[Web page and app entries]
--------------------

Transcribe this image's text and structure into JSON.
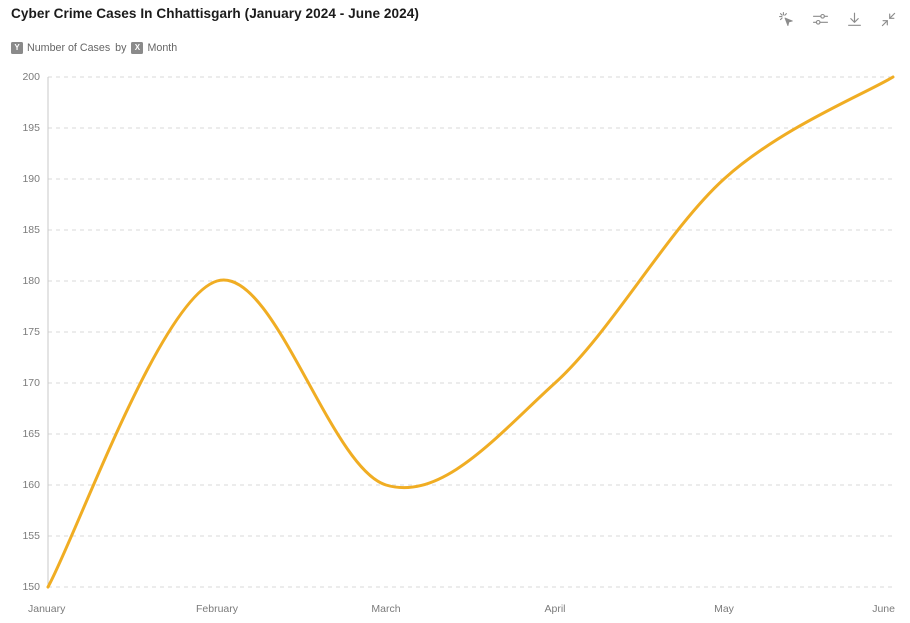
{
  "header": {
    "title": "Cyber Crime Cases In Chhattisgarh (January 2024 - June 2024)",
    "subtitle_measure": "Number of Cases",
    "subtitle_connector": "by",
    "subtitle_dimension": "Month",
    "y_badge": "Y",
    "x_badge": "X"
  },
  "toolbar": {
    "items": [
      {
        "name": "interact-icon",
        "label": "Interact"
      },
      {
        "name": "filter-icon",
        "label": "Filter"
      },
      {
        "name": "download-icon",
        "label": "Download"
      },
      {
        "name": "collapse-icon",
        "label": "Collapse"
      }
    ]
  },
  "colors": {
    "line": "#F0AD23",
    "gridline": "#d9d9d9",
    "axis": "#c9c9c9",
    "tick_text": "#7b7b7b",
    "title_text": "#1b1b1b",
    "badge_bg": "#8a8a8a",
    "background": "#ffffff"
  },
  "chart_data": {
    "type": "line",
    "title": "Cyber Crime Cases In Chhattisgarh (January 2024 - June 2024)",
    "xlabel": "Month",
    "ylabel": "Number of Cases",
    "categories": [
      "January",
      "February",
      "March",
      "April",
      "May",
      "June"
    ],
    "values": [
      150,
      180,
      160,
      170,
      190,
      200
    ],
    "series": [
      {
        "name": "Number of Cases",
        "values": [
          150,
          180,
          160,
          170,
          190,
          200
        ],
        "color": "#F0AD23"
      }
    ],
    "ylim": [
      150,
      200
    ],
    "ytick_step": 5,
    "yticks": [
      150,
      155,
      160,
      165,
      170,
      175,
      180,
      185,
      190,
      195,
      200
    ],
    "xticks": [
      "January",
      "February",
      "March",
      "April",
      "May",
      "June"
    ],
    "grid": true,
    "grid_style": "dashed-horizontal",
    "legend": false,
    "legend_position": "none",
    "line_style": "smooth-spline",
    "line_width": 3,
    "markers": false
  }
}
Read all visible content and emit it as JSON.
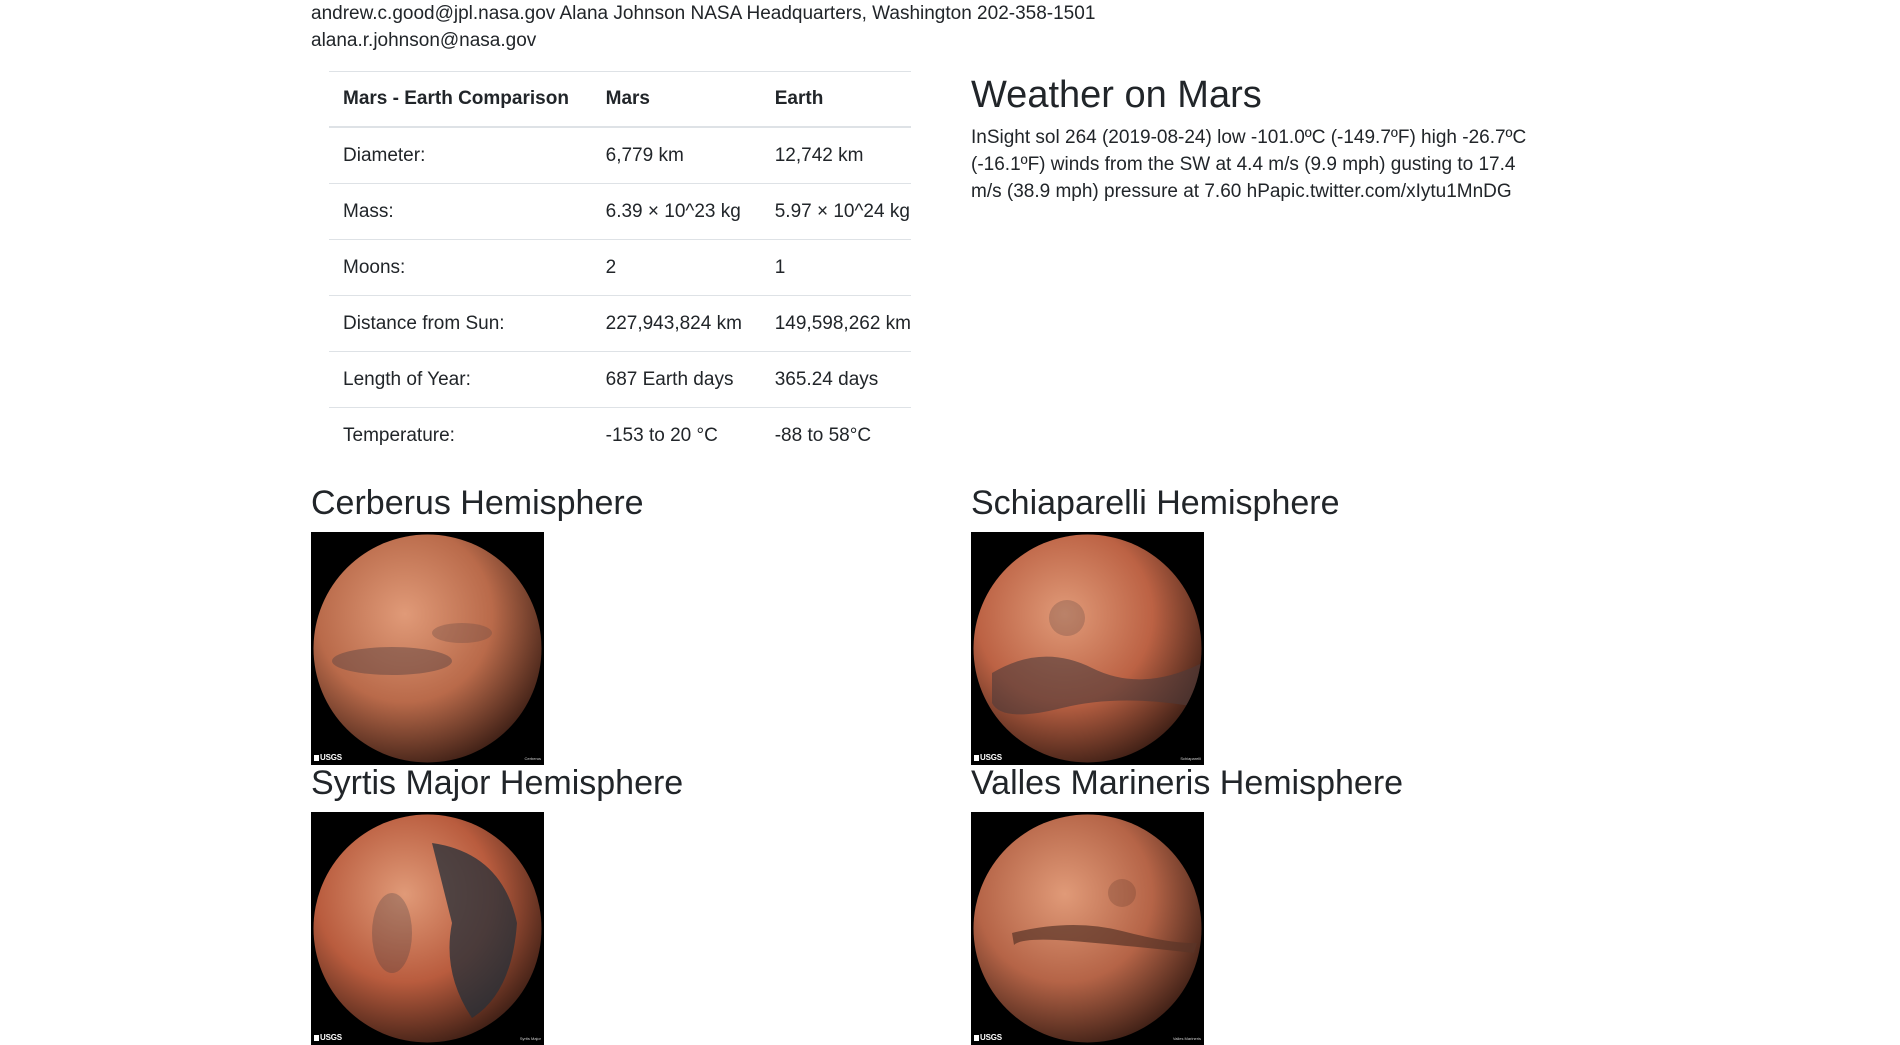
{
  "contact": {
    "line1": "andrew.c.good@jpl.nasa.gov Alana Johnson NASA Headquarters, Washington 202-358-1501",
    "line2": "alana.r.johnson@nasa.gov"
  },
  "comparison": {
    "headers": [
      "Mars - Earth Comparison",
      "Mars",
      "Earth"
    ],
    "rows": [
      [
        "Diameter:",
        "6,779 km",
        "12,742 km"
      ],
      [
        "Mass:",
        "6.39 × 10^23 kg",
        "5.97 × 10^24 kg"
      ],
      [
        "Moons:",
        "2",
        "1"
      ],
      [
        "Distance from Sun:",
        "227,943,824 km",
        "149,598,262 km"
      ],
      [
        "Length of Year:",
        "687 Earth days",
        "365.24 days"
      ],
      [
        "Temperature:",
        "-153 to 20 °C",
        "-88 to 58°C"
      ]
    ]
  },
  "weather": {
    "title": "Weather on Mars",
    "text": "InSight sol 264 (2019-08-24) low -101.0ºC (-149.7ºF) high -26.7ºC (-16.1ºF) winds from the SW at 4.4 m/s (9.9 mph) gusting to 17.4 m/s (38.9 mph) pressure at 7.60 hPapic.twitter.com/xIytu1MnDG"
  },
  "hemispheres": [
    {
      "title": "Cerberus Hemisphere",
      "logo": "USGS",
      "caption": "Cerberus",
      "base": "#b96a4a",
      "dark": "#6a4a45"
    },
    {
      "title": "Schiaparelli Hemisphere",
      "logo": "USGS",
      "caption": "Schiaparelli",
      "base": "#bc6244",
      "dark": "#4d3a3a"
    },
    {
      "title": "Syrtis Major Hemisphere",
      "logo": "USGS",
      "caption": "Syrtis Major",
      "base": "#b95c3e",
      "dark": "#26303a"
    },
    {
      "title": "Valles Marineris Hemisphere",
      "logo": "USGS",
      "caption": "Valles Marineris",
      "base": "#b56447",
      "dark": "#5a3428"
    }
  ]
}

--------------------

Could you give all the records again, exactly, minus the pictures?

Transcribe this image's text and structure into JSON.
{
  "header": {
    "title": "Cyber Crime Cases In Chhattisgarh (January 2024 - June 2024)",
    "subtitle_measure": "Number of Cases",
    "subtitle_connector": "by",
    "subtitle_dimension": "Month",
    "y_badge": "Y",
    "x_badge": "X"
  },
  "toolbar": {
    "items": [
      {
        "name": "interact-icon",
        "label": "Interact"
      },
      {
        "name": "filter-icon",
        "label": "Filter"
      },
      {
        "name": "download-icon",
        "label": "Download"
      },
      {
        "name": "collapse-icon",
        "label": "Collapse"
      }
    ]
  },
  "colors": {
    "line": "#F0AD23",
    "gridline": "#d9d9d9",
    "axis": "#c9c9c9",
    "tick_text": "#7b7b7b",
    "title_text": "#1b1b1b",
    "badge_bg": "#8a8a8a",
    "background": "#ffffff"
  },
  "chart_data": {
    "type": "line",
    "title": "Cyber Crime Cases In Chhattisgarh (January 2024 - June 2024)",
    "xlabel": "Month",
    "ylabel": "Number of Cases",
    "categories": [
      "January",
      "February",
      "March",
      "April",
      "May",
      "June"
    ],
    "values": [
      150,
      180,
      160,
      170,
      190,
      200
    ],
    "series": [
      {
        "name": "Number of Cases",
        "values": [
          150,
          180,
          160,
          170,
          190,
          200
        ],
        "color": "#F0AD23"
      }
    ],
    "ylim": [
      150,
      200
    ],
    "ytick_step": 5,
    "yticks": [
      150,
      155,
      160,
      165,
      170,
      175,
      180,
      185,
      190,
      195,
      200
    ],
    "xticks": [
      "January",
      "February",
      "March",
      "April",
      "May",
      "June"
    ],
    "grid": true,
    "grid_style": "dashed-horizontal",
    "legend": false,
    "legend_position": "none",
    "line_style": "smooth-spline",
    "line_width": 3,
    "markers": false
  }
}
Read all visible content and emit it as JSON.
{
  "contact": {
    "line1": "andrew.c.good@jpl.nasa.gov Alana Johnson NASA Headquarters, Washington 202-358-1501",
    "line2": "alana.r.johnson@nasa.gov"
  },
  "comparison": {
    "headers": [
      "Mars - Earth Comparison",
      "Mars",
      "Earth"
    ],
    "rows": [
      [
        "Diameter:",
        "6,779 km",
        "12,742 km"
      ],
      [
        "Mass:",
        "6.39 × 10^23 kg",
        "5.97 × 10^24 kg"
      ],
      [
        "Moons:",
        "2",
        "1"
      ],
      [
        "Distance from Sun:",
        "227,943,824 km",
        "149,598,262 km"
      ],
      [
        "Length of Year:",
        "687 Earth days",
        "365.24 days"
      ],
      [
        "Temperature:",
        "-153 to 20 °C",
        "-88 to 58°C"
      ]
    ]
  },
  "weather": {
    "title": "Weather on Mars",
    "text": "InSight sol 264 (2019-08-24) low -101.0ºC (-149.7ºF) high -26.7ºC (-16.1ºF) winds from the SW at 4.4 m/s (9.9 mph) gusting to 17.4 m/s (38.9 mph) pressure at 7.60 hPapic.twitter.com/xIytu1MnDG"
  },
  "hemispheres": [
    {
      "title": "Cerberus Hemisphere",
      "logo": "USGS",
      "caption": "Cerberus",
      "base": "#b96a4a",
      "dark": "#6a4a45"
    },
    {
      "title": "Schiaparelli Hemisphere",
      "logo": "USGS",
      "caption": "Schiaparelli",
      "base": "#bc6244",
      "dark": "#4d3a3a"
    },
    {
      "title": "Syrtis Major Hemisphere",
      "logo": "USGS",
      "caption": "Syrtis Major",
      "base": "#b95c3e",
      "dark": "#26303a"
    },
    {
      "title": "Valles Marineris Hemisphere",
      "logo": "USGS",
      "caption": "Valles Marineris",
      "base": "#b56447",
      "dark": "#5a3428"
    }
  ]
}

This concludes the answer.